The Art Heals Project

Project Director, Tarik Daniels Launched January 4, 2020 Austin, Texas

The Art Heals Project focuses on the intersectionality of mental health and HIV care with meaningful

 The Art Heals Project focuses on the intersectionality of mental health and HIV care with meaningful involvement of People Living with HIV/AIDS through a healing justice framework.

Healing Justice Peer Support Group

Every Other Thursday, Starting January 16th, 2020


Center for Health Empowerment (St. James Episcopal Church)

1941 Webberville Rd, Austin, TX 78721 

This Healing Justice Support Group is for persons who are committed to ending HIV related or mental health stigma as well as persons living with a mental health condition. This a collaboration with the Center for Health Empowerment that will include awareness, advocacy, and forms of art such as film and vogue.

We will invite other healing justice dedicated HIV related and/or mental wellness providers for break out sessions and other related programming over time to meet the needs of the population while maintaining our healing justice framework.

*We will develop and provide support to the film, AND THEY WERE LOVED, a documentary about the rebirth of three young queer men’s identities as they search for spaces of empowerment in the American South. This project is an independent student film that will inspire new conversations about the humanity of black and brown queer individuals who wouldn’t usually see themselves on screen. 

AND THEY WERE LOVED will bring light to the journey of growing up queer in the South and how said journey could shape one’s identity and experience. In a society of ostracization, we follow an ensemble of three young queer men of color from Central Texas as they each search for a space of empowerment and healing. We paint an intimate portrait of the transformation between these three men as they experience different queer spaces like the Ballroom scene for the first time. Their names are Jacundo, Marcus and Zion.

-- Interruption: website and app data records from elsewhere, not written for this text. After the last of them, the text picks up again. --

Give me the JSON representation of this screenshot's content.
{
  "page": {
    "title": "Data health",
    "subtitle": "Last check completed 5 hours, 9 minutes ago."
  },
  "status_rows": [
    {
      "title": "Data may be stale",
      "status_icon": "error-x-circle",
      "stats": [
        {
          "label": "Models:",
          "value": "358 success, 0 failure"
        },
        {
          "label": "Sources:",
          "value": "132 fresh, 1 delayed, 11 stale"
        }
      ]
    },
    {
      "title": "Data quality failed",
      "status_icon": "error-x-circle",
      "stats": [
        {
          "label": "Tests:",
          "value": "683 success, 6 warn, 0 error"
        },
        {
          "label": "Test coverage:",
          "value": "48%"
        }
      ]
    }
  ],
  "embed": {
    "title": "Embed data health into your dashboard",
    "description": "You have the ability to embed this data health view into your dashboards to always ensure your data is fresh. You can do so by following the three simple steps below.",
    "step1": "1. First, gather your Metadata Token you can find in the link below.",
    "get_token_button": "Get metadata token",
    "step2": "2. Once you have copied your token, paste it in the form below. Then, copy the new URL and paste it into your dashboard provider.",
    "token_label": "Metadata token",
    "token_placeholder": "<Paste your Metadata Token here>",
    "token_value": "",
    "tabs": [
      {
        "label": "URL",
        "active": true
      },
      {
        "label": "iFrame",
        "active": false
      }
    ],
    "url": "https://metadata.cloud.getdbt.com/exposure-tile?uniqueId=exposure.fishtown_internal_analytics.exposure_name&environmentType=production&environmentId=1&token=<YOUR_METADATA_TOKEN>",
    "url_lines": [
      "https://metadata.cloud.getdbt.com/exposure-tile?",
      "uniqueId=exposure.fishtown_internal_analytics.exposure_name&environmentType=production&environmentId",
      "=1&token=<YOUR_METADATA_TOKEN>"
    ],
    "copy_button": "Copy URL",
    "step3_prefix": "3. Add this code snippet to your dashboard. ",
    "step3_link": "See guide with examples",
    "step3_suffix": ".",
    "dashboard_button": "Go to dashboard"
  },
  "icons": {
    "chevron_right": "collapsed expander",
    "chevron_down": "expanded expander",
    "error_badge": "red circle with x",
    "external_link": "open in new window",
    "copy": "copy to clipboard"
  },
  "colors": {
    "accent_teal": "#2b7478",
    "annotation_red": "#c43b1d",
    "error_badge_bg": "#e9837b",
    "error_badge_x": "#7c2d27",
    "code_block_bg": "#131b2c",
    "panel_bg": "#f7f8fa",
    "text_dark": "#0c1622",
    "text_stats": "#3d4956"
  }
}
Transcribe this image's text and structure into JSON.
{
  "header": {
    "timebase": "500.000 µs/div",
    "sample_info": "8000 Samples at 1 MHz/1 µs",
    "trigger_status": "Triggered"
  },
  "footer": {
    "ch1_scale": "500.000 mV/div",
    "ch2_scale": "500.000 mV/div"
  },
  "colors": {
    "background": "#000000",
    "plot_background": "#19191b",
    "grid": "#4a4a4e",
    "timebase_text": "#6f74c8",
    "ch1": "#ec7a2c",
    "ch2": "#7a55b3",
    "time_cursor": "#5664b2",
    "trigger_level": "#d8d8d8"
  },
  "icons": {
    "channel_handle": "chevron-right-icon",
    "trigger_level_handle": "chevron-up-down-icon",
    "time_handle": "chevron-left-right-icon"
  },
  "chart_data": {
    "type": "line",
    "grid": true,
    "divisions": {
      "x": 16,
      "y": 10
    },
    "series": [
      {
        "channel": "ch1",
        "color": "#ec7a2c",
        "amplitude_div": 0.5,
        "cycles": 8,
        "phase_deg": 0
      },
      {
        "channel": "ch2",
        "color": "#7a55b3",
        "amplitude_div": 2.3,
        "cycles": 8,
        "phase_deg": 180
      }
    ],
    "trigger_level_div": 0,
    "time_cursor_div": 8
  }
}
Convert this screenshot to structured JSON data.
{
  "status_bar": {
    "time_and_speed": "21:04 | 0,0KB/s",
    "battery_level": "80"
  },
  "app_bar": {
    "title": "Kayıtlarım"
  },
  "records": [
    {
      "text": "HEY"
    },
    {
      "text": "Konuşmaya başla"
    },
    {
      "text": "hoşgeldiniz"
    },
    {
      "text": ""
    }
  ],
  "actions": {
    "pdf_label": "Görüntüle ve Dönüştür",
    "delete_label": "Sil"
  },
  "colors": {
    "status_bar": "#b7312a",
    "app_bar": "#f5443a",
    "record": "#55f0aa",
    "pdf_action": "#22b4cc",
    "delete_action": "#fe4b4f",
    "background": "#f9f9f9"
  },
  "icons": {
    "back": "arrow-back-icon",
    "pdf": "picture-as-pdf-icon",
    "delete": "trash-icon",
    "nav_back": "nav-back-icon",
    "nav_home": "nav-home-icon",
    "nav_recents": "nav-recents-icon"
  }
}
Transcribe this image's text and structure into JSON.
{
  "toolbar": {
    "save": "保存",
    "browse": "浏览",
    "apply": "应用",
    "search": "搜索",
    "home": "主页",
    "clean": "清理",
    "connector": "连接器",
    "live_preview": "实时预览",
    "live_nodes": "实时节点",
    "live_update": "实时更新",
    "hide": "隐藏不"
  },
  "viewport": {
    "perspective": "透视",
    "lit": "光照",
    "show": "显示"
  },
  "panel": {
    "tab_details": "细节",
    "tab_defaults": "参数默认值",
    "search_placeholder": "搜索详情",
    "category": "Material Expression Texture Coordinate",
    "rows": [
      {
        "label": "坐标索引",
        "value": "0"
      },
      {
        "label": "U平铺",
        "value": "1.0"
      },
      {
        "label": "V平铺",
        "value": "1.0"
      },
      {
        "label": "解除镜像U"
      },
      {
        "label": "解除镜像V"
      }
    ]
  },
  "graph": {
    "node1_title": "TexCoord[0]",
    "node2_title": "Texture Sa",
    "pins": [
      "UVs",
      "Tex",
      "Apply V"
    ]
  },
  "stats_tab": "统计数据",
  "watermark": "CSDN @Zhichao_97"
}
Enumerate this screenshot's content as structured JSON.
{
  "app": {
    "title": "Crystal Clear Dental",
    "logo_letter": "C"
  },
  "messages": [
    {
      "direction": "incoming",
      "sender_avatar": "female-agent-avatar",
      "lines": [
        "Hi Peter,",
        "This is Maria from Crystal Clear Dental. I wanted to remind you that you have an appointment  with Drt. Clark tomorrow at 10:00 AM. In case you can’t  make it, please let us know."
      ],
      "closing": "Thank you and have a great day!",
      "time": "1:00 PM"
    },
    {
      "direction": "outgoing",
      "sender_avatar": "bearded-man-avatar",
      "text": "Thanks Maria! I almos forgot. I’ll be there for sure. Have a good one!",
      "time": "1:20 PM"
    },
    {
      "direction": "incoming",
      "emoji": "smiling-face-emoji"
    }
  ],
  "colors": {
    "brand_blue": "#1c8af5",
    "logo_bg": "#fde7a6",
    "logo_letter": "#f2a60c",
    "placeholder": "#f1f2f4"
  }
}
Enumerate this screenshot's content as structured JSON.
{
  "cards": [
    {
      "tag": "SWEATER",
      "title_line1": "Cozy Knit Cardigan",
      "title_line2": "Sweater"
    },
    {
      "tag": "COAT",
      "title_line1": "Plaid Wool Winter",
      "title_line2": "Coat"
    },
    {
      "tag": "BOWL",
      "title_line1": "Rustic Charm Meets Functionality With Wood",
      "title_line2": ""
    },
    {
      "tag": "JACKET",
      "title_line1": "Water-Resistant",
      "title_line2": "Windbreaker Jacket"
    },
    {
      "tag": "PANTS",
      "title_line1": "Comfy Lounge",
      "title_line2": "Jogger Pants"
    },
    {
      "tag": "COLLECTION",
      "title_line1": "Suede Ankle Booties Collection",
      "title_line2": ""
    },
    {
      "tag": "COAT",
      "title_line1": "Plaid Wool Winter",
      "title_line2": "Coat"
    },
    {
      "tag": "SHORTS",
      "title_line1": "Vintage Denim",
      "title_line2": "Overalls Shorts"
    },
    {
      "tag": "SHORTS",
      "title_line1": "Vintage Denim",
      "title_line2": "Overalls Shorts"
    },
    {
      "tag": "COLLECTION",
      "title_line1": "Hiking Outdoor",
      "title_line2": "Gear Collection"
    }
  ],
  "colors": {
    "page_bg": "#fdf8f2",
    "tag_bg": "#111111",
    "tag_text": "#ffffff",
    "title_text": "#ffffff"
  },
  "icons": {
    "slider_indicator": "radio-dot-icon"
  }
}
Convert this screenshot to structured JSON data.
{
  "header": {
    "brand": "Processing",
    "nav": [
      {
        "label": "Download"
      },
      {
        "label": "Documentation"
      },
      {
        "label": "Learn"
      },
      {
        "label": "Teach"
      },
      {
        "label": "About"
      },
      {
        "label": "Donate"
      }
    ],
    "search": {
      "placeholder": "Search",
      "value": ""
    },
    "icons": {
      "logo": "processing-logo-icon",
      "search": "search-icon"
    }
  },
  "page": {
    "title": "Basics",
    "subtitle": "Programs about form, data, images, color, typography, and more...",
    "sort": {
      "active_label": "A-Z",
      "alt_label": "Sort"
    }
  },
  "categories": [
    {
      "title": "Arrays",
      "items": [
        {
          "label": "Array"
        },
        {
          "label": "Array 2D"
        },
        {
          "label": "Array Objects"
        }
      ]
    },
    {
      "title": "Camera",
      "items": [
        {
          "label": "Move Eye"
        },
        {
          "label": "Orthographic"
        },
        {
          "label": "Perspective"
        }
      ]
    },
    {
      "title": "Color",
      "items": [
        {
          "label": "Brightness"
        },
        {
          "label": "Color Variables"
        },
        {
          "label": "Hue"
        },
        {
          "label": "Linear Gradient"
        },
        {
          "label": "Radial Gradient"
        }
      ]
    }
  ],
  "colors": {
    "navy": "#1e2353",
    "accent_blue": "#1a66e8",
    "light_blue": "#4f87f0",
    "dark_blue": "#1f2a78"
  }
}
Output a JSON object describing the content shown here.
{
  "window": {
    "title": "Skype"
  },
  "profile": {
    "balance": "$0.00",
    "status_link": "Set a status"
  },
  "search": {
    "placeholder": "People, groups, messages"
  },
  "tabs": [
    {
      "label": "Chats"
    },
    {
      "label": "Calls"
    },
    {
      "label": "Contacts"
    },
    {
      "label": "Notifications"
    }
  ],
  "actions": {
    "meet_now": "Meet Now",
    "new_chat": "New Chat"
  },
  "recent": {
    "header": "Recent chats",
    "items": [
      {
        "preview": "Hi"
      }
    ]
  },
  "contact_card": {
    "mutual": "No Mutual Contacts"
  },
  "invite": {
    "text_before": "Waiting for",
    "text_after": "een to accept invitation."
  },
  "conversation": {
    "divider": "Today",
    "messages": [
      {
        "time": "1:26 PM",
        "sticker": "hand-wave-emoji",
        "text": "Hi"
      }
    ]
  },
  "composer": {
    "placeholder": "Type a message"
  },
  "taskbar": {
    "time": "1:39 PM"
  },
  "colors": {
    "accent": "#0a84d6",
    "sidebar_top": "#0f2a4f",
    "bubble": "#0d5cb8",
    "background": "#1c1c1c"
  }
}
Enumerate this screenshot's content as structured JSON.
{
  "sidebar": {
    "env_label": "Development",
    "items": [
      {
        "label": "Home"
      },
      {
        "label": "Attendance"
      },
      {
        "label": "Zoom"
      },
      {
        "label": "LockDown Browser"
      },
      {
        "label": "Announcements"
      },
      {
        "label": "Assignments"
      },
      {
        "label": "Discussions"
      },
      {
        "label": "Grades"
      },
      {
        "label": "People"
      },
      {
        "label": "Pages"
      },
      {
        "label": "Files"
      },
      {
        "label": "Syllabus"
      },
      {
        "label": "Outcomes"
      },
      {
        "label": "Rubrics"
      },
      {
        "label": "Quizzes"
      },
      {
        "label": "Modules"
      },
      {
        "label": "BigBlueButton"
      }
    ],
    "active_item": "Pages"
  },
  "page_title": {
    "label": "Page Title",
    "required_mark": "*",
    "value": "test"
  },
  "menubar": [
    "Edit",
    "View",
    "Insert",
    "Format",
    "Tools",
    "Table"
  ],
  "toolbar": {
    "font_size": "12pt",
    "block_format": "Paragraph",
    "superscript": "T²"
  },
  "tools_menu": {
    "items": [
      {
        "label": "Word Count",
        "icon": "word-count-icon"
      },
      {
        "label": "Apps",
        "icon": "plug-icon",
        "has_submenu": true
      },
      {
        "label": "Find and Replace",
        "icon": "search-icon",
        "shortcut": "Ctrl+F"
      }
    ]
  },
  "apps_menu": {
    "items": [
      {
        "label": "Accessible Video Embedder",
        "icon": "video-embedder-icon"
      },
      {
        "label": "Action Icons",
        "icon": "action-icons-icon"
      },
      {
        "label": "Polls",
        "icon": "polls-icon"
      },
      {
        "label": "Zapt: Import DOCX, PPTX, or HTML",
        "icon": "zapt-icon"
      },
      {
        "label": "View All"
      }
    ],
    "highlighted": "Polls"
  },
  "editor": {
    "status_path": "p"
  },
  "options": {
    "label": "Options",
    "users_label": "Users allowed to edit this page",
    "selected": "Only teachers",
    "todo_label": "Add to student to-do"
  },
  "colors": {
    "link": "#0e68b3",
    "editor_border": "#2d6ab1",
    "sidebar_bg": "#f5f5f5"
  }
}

AND THEY WERE LOVED connects three unique stories about trauma, triumph, and the power of love.

* Break Out Vogue Session

More details coming SOON.





So excited to announce that Whatsinthemirror? has been selected as COMPASS Initiative 2020 Transformative Grant partner! :

Whatsinthemirror? Awarded $52,500 from COMPASS Initiative® to Expand Efforts to Combat HIV in Austin

Funding is Part of Gilead Sciences COMPASS Initiative® to Curb HIV Infection Rate, Reduce Stigma in the South

AUSTIN/TEXAS (Dec. 5, 2019) - Today, Whatsinthemirror? received a $52,500 Transformative Grant from the University of Houston Graduate College of Social Work as part of the COMPASS Initiative® to build on community-driven solutions that are reducing stigma and improving the health and wellbeing of those impacted by HIV in the South. Whatsinthemirror? will use the funds to support the Art Heals Project.

“Our Art Heals Project will focus on the intersectionality of mental health and HIV prevention work with the focus on persons living with HIV to reduce stigma through art and affirming care and awareness. We are excited to add to the healing justice work that’s being done across the nation.”- Tarik Daniels, Founder/Executive Director

The South faces a growing epidemic of HIV/AIDS. Despite being home to only 38 percent of the country’s population, Southern states experienced 52 percent of new HIV diagnoses in 2017. Due to societal disparities in the South—including poverty, housing stability and food security—the epidemic represents a complex challenge that requires a variety of community-based solutions. COMPASS invests in community organizations that build awareness, reduce stigma, advance education, share knowledge and promote the well-being of individuals affected by HIV.
The COMPASS Initiative® is awarding more than $2.3 million in Transformative Grants to 40 organizations. This one-year grant will help address inequalities within the HIV epidemic by increasing organizational capacity, reducing stigma and promoting wellbeing, mental health, and trauma-informed care.

“We believe in going where the need is greatest, listening to those working on the front lines and providing them the resources they need to scale their success,” said Korab Zuka, Vice President of Public Affairs at Gilead Sciences. “Nowhere is that truer than in the Southern U.S., where HIV infection rates are increasing and finding access to care can be difficult. Last year our transformative grantees helped reduce stigma, train healthcare professionals and expand access in rural communities. We’re excited to see these new grantees bring their creativity and tenacity to end HIV once and for all.”
About the Gilead COMPASS Initiative®
The Gilead COMPASS Initiative® is a 10-year, more than $100 million commitment in the Southern United States supporting organizations working to address the HIV/AIDS epidemic. The corporate giving program of the Initiative has a threefold mission: to build capacity and increase knowledge sharing among community-based, underfunded organizations in Southern states; to explore interventions that appropriately respond to patients' needs, including the bundling or reframing of mental healthcare, as well as the intersection between substance use, the opioid epidemic and HIV/AIDS; and to fund awareness and anti-stigma campaigns. Through this Initiative, Gilead plans to dramatically increase the reach of these organizations working to address the epidemic in the region, and ultimately to improve the lives of those affected by HIV/AIDS.
For more information on Gilead’s COMPASS Initiative and the full list of grantees visit